Prison Policy Initiative: ‘The Commission needs to hear from us that this is a critical next step’
Prisoners are able to make less expensive out-of-state collect telephone calls, thanks to an order by the Federal Communications Commission (FCC).
The FCC order limits the cost of interstate, collect telephone calls made from jails and prisons.
The ruling “marks the first definitive action from the FCC to control the broken prison and jail telephone industry,” said Peter Wagner, executive director of Prison Policy Initiative.
“We absolutely agree that in-state rates must be regulated as well…”

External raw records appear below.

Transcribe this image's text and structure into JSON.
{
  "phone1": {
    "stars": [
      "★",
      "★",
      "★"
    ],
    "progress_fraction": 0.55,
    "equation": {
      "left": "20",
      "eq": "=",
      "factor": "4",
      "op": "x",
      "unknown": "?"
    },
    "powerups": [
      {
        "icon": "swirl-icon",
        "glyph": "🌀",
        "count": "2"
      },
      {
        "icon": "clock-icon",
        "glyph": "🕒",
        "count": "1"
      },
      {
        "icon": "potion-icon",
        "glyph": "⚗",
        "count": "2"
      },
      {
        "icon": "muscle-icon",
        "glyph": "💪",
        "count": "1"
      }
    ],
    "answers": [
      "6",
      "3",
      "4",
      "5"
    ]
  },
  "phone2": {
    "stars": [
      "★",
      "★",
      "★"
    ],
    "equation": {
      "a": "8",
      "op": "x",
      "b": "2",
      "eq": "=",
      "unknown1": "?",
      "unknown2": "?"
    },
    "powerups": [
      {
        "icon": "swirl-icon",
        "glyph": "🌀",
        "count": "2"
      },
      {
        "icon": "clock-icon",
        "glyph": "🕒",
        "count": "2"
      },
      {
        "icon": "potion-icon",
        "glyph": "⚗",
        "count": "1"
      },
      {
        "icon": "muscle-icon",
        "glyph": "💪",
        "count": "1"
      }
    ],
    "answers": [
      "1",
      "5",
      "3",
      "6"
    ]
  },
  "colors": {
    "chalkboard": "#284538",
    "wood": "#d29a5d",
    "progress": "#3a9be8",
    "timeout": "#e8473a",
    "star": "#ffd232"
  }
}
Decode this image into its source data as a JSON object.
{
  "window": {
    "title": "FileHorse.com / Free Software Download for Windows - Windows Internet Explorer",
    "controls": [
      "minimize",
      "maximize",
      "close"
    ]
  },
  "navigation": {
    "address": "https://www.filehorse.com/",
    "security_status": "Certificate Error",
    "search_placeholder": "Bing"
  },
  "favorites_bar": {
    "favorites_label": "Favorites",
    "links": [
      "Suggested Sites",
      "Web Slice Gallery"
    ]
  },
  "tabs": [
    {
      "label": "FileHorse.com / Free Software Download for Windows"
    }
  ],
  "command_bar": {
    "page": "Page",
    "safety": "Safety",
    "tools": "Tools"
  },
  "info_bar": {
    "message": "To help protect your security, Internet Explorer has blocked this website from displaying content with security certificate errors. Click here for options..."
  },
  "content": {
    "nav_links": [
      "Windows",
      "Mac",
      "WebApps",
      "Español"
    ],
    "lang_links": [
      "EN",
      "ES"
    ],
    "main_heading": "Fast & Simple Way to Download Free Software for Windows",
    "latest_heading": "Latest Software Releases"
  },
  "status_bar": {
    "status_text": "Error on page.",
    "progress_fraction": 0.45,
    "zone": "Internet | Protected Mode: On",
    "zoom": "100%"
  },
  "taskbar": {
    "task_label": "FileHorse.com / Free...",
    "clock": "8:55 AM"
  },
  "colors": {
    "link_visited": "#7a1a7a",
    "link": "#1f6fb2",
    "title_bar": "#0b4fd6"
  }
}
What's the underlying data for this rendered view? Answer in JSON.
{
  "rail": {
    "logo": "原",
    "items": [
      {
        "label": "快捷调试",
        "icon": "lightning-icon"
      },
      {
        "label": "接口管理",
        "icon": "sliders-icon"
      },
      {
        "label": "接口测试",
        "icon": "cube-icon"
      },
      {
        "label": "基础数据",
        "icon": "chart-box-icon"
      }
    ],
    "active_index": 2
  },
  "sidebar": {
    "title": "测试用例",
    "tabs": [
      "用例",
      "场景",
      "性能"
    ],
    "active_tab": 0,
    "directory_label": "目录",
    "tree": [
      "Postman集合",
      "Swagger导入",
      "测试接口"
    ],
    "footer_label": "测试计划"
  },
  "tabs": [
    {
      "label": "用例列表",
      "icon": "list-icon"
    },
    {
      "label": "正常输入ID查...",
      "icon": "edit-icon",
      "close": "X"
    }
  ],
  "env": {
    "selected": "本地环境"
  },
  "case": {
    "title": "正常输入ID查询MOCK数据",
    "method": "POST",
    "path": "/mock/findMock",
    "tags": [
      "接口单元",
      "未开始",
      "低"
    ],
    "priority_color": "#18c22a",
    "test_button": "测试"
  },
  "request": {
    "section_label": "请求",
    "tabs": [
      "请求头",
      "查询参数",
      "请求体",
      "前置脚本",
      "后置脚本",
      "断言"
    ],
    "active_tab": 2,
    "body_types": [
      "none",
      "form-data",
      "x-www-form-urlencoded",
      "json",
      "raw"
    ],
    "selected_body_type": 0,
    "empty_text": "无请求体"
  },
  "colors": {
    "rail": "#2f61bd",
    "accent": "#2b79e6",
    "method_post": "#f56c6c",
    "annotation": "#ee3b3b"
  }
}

Beginning Feb.11, calls home made by inmates from prison or jail no longer cost families as much as $17. These new rules will help to improve how the prison telephone market operates, Wagner commented.
According to PPI, the FCC is soliciting comments from the public related to “expanding the scope and operation of their order.”

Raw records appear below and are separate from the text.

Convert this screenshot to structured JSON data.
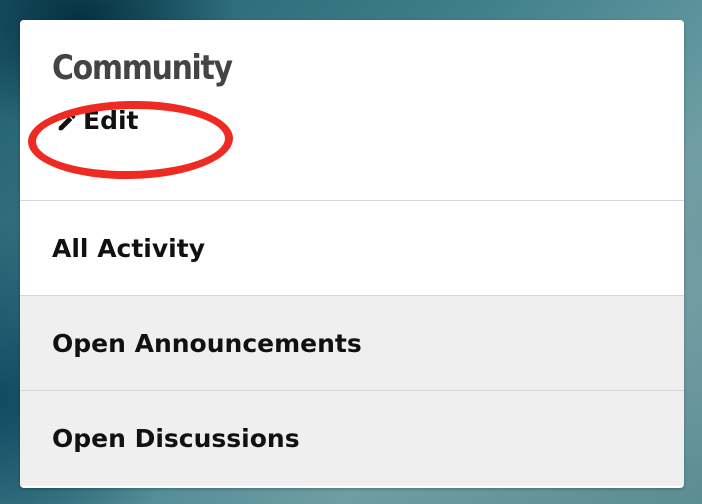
{
  "panel": {
    "title": "Community",
    "edit_label": "Edit"
  },
  "nav": {
    "items": [
      {
        "label": "All Activity",
        "state": "active"
      },
      {
        "label": "Open Announcements",
        "state": "inactive"
      },
      {
        "label": "Open Discussions",
        "state": "inactive"
      }
    ]
  },
  "colors": {
    "highlight": "#ee2a22",
    "active_bg": "#ffffff",
    "inactive_bg": "#efefef",
    "title": "#444444"
  },
  "icons": {
    "edit": "pencil-icon"
  }
}
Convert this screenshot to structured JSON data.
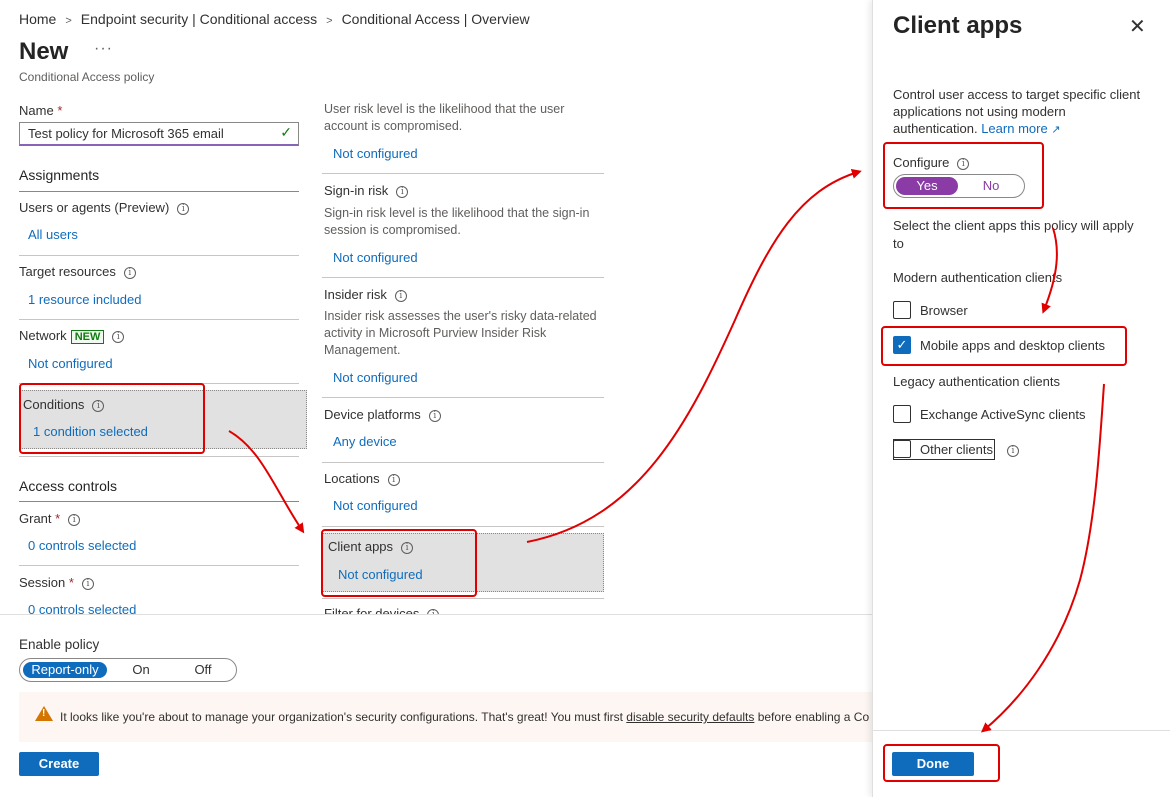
{
  "breadcrumb": [
    "Home",
    "Endpoint security | Conditional access",
    "Conditional Access | Overview"
  ],
  "page": {
    "title": "New",
    "more": "···",
    "subtitle": "Conditional Access policy"
  },
  "name_field": {
    "label": "Name",
    "required": "*",
    "value": "Test policy for Microsoft 365 email"
  },
  "assignments": {
    "heading": "Assignments",
    "users": {
      "label": "Users or agents (Preview)",
      "value": "All users"
    },
    "target": {
      "label": "Target resources",
      "value": "1 resource included"
    },
    "network": {
      "label": "Network",
      "badge": "NEW",
      "value": "Not configured"
    },
    "conditions": {
      "label": "Conditions",
      "value": "1 condition selected"
    }
  },
  "access_controls": {
    "heading": "Access controls",
    "grant": {
      "label": "Grant",
      "required": "*",
      "value": "0 controls selected"
    },
    "session": {
      "label": "Session",
      "required": "*",
      "value": "0 controls selected"
    }
  },
  "conditions_list": {
    "user_risk": {
      "desc": "User risk level is the likelihood that the user account is compromised.",
      "value": "Not configured"
    },
    "signin_risk": {
      "label": "Sign-in risk",
      "desc": "Sign-in risk level is the likelihood that the sign-in session is compromised.",
      "value": "Not configured"
    },
    "insider_risk": {
      "label": "Insider risk",
      "desc": "Insider risk assesses the user's risky data-related activity in Microsoft Purview Insider Risk Management.",
      "value": "Not configured"
    },
    "device_platforms": {
      "label": "Device platforms",
      "value": "Any device"
    },
    "locations": {
      "label": "Locations",
      "value": "Not configured"
    },
    "client_apps": {
      "label": "Client apps",
      "value": "Not configured"
    },
    "filter_devices": {
      "label": "Filter for devices"
    }
  },
  "enable_policy": {
    "label": "Enable policy",
    "options": [
      "Report-only",
      "On",
      "Off"
    ],
    "selected": "Report-only"
  },
  "warning": {
    "text": "It looks like you're about to manage your organization's security configurations. That's great! You must first ",
    "link": "disable security defaults",
    "text_after": " before enabling a Co"
  },
  "create_button": "Create",
  "panel": {
    "title": "Client apps",
    "close": "✕",
    "desc": "Control user access to target specific client applications not using modern authentication.",
    "learn_more": "Learn more",
    "configure": {
      "label": "Configure",
      "options": [
        "Yes",
        "No"
      ],
      "selected": "Yes"
    },
    "select_text": "Select the client apps this policy will apply to",
    "modern_heading": "Modern authentication clients",
    "browser": {
      "label": "Browser",
      "checked": false
    },
    "mobile": {
      "label": "Mobile apps and desktop clients",
      "checked": true
    },
    "legacy_heading": "Legacy authentication clients",
    "exchange": {
      "label": "Exchange ActiveSync clients",
      "checked": false
    },
    "other": {
      "label": "Other clients",
      "checked": false
    },
    "done": "Done"
  },
  "colors": {
    "accent": "#0f6cbd",
    "annotation_red": "#e00000",
    "toggle_purple": "#8a3ba6"
  }
}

The American Civil Liberties Union is also sponsoring a petition to spur more action by the FCC to regulate in-state calls, which account for the majority of inmate phone traffic in the United States, according to The Nation magazine.
“We absolutely agree that in-state rates must be regulated as well. The FCC has opened up a new comment period to get public input on regulating in-state rates,” said Leah Sakala, policy analyst for PPI.

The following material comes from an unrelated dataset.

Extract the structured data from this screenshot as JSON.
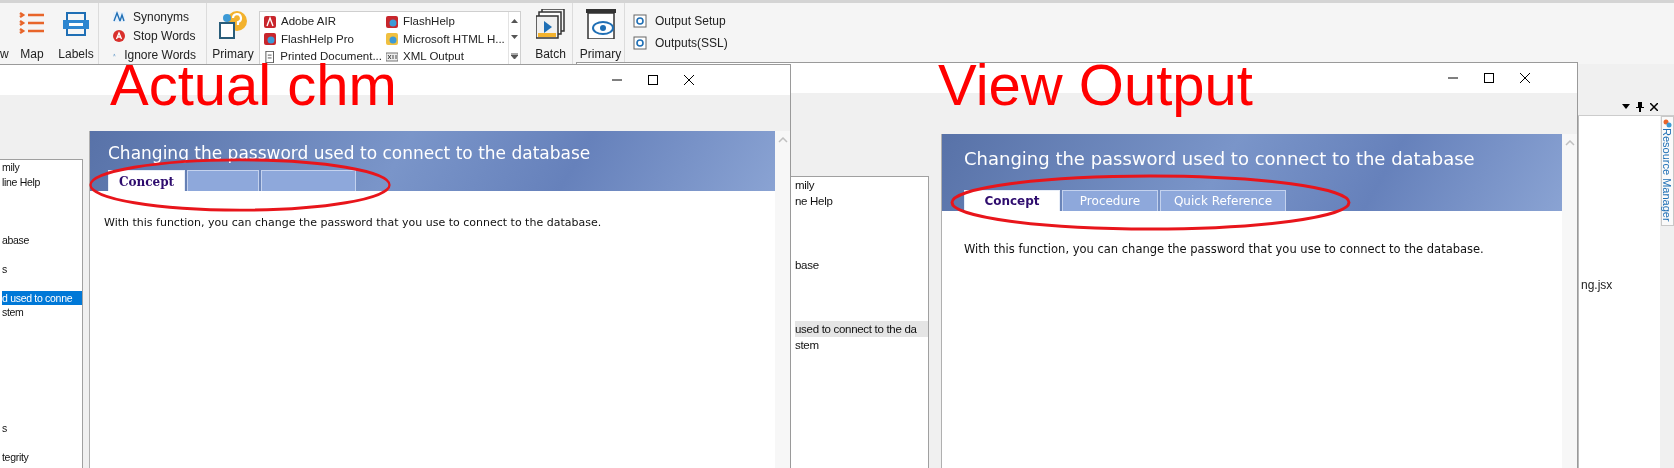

The FCC has also announced Further Notice of Proposed Rulemaking, seeking the public’s input on the possibility of other regulations. The FCC indicated it wants to make certain fees for jail and prison telephone calls will be “just, reasonable, and cost-based,” PPI reported.
The FCC order sets a maximum rate of 21 cents per minute for debit and prepaid calls, and 25 cents for collect calls.
Wagner said, “The two largest prison phone companies, Securus and Global Tel Link, filed petitions to delay implementation” of the order.
“The commission needs to hear from us that this is a critical next step” in regulating the way telephone companies do business, said Sakala, referring to regulation of in-state rates.